The View From Here

Push Back on Mandatory Minimums

Costly, draconian consequences of prosecutorial power don’t serve justice

by Olcott Thompson, OCDLA President

From the August/September/October 2018 issue of The Oregon Defense Attorney

I am infuriated by what is happening in Washington, D.C. but I am not sure what most of us can do — today — about that. The best thing to come out of DC recently is the Hammonds’ release from prison. While most people have focused only on the aftermath of the resentencing of father and son, the significance of their release is that the five-year mandatory minimum sentence the court was required to impose was overturned. Whatever any of us think about what the Hammonds did, the mandatory minimum sentence was and is the problem. In Oregon state court, we have many mandatory minimum sentences for many felony crimes because of the passage of Ballot Measure 11 (ORS 137.700).

The problem is the prosecution chooses the crime charged. The prosecutor’s ability to charge a crime that carries a mandatory minimum sentence upon conviction gives the prosecutor more power than anyone else, including the judge. Upon a conviction, a judge is bound to impose the mandatory minimum sentence in most cases. The judge rarely has discretion to do otherwise. Thus defendants faced with a choice between going to trial and being convicted and sentenced to a mandatory minimum sentence versus pleading guilty to a non-mandatory minimum crime — even with imposition of a heavy sentence — will choose the latter because of the risk. Mandatory minimum sentences are massive hammers that force people to take plea deals they shouldn’t to minimize time in prison.

My head hurts from banging it against the wall about mandatory minimum crimes and the prosecutors who think sentences should start at five to six years for everything and at least twice that time for any sex crime. The defendant and who she is does not matter, just the minimum sentences that can be imposed depending on what charges the prosecutor decided to get the grand jury to issue.

So what do we do about mandatory minimums?
It appears many of the people currently running the federal government are business people looking for short-term gain, no matter the long-term consequences. After all, they will not be around to deal with the consequences. This at least in part explains why immigrants are unwanted: they allegedly take current jobs from people (who are not interested in the job) and it costs money to help them be part of American society and to educate their children. That is a short-term cost. But long-term immigrants are what has made America great. The current president’s grandparents were immigrants. This short-term view also explains the administration’s stances on current environmental issues. Grab money now from land, air, and water rather than taking care of them so they can sustainably provide resources for generations to come.

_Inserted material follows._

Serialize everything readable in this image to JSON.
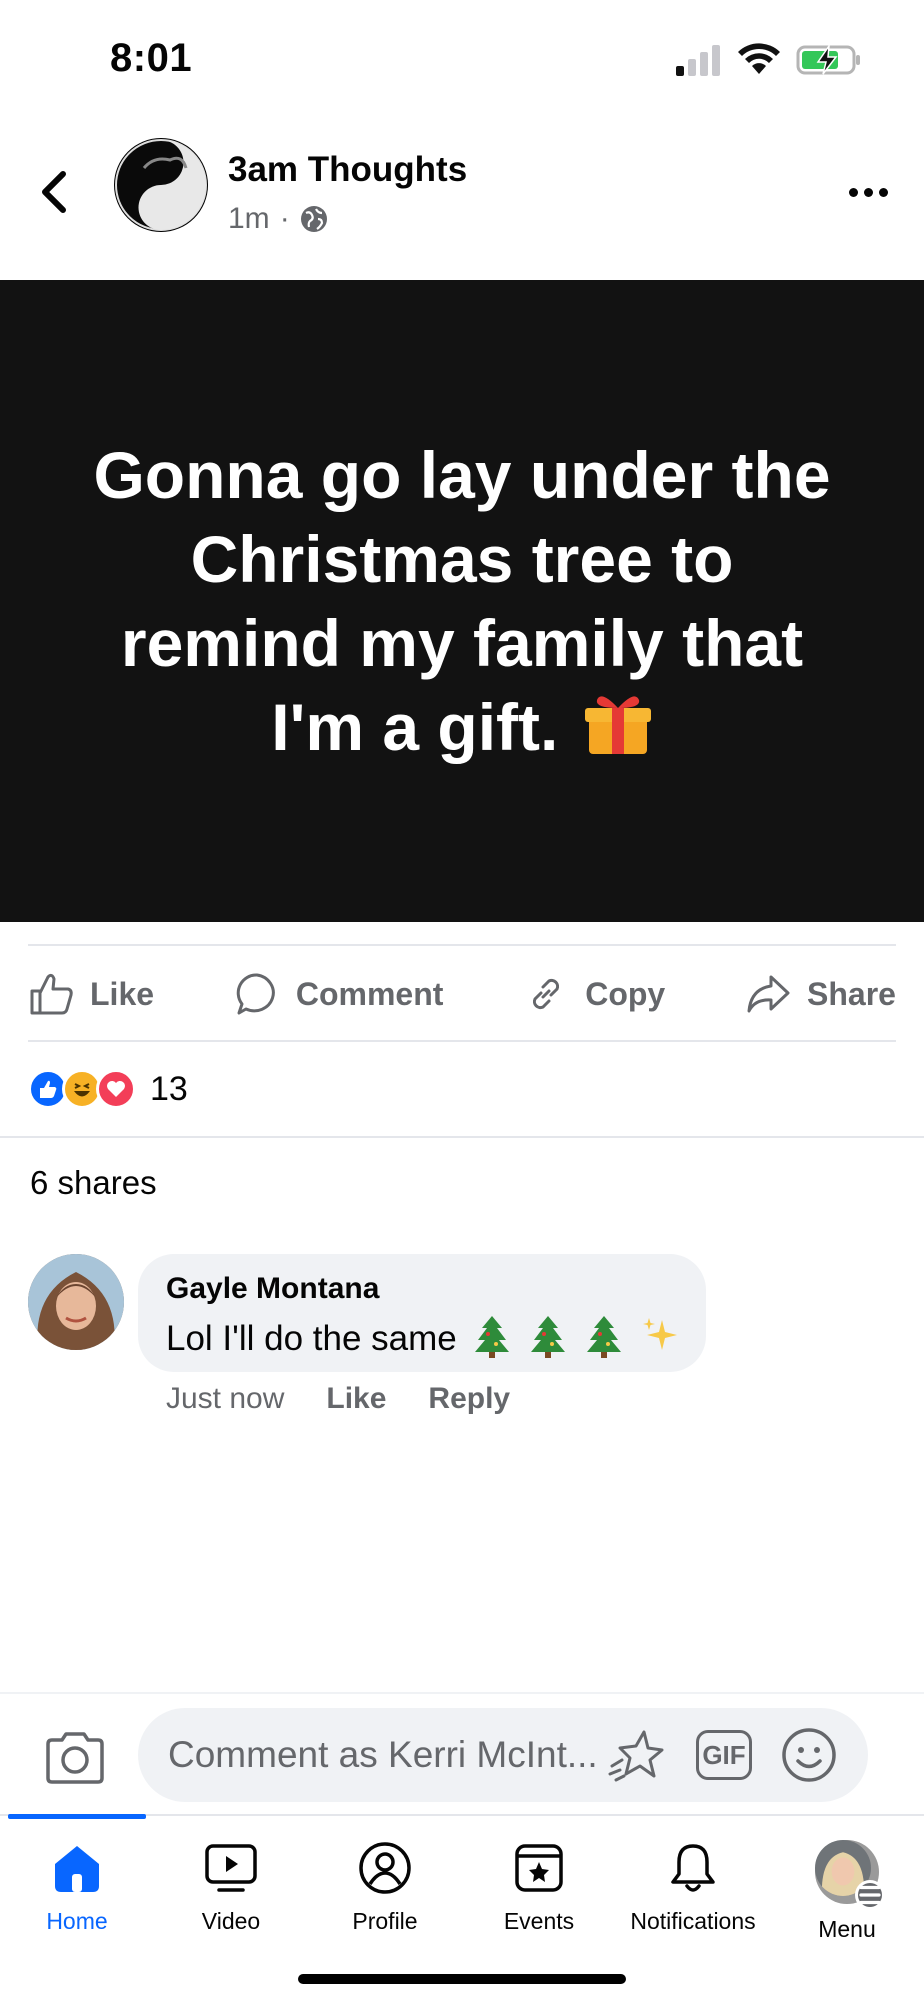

What does this have to do with criminal defense?
While we must look at what happens to our clients short term, e.g., finding the best resolution we can negotiate for a defendant, we must also look at what will help the client in the long run. No defense lawyer wants to set up a client for failure. No one really wants repeat clients. It is better to have our clients succeed and never need us to defend them again than to have them come back with more charges.
The same is true with the system as a whole. We always need to keep an eye on both the short term and the long term. Short term: preserve issues for appeal, think of new ways to challenge injustices, make sure the record is complete, lay grounds in the courts and legislature for change. We must continue daily to push against wrongheaded prosecutions and sentences.

Long term, we need to continue to point out why mandatory minimum sentences are wrong: that when sentencing someone, a judge should have discretion to fashion a sentence that fits the person and what he did. We need to continue to point out that many people sentenced under Ballot Measure 11 could essentially receive the same sentence under sentencing guidelines — something the sentencing judge is in the best position to decide.

The biggest problem with mandatory minimum sentences in Oregon is that prosecutors and the public are now so used to them they think the sentences are reasonable minimum sentences, just a starting point. They think a judge should be able to exceed those sentences, while we know that in many cases the minimum sentence is also the maximum sentence.

So what do we do? We look at the long run. We continue to educate the public, legislators, and judges in particular, of the high cost of imposing these sentences. Remember, most judges and prosecutors never practiced before Ballot Measure 11 sentences existed. We must remind everyone of the “collateral” consequences: destroyed families due to the loss of a parent, the high cost annually of incarceration, the cost of the state having to support the single-parent family, etc. Fortunately, Oregon legislators have been listening and have created some alternative sentencing provisions. Even at the federal level there is recognition that there are problems with minimum sentences and disparities in how those sentences are imposed.

We need to continue to educate everyone. Education will take time, but more and more people are listening. It took 30 years to open up the grand jury charging process. Hopefully it will take less than 30 years to reform sentencing.
Keep the faith. Minimum sentences are minimums only because that is how they are labeled. They really are draconian sentences that cost the state as a whole far more than any sentence should. Minimum sentences result in warehousing people just to punish them. Keep pushing back and one day they will fall.

Meanwhile, come to seminars to learn how to push back. OCDLA has at least one seminar a month September through January. Come to one, two or all. The coast in September is one of the best times to be there, Hawaii in November is great, and what is better than the Benson in December? Hope to see you at one.

And don’t forget to vote in the November election!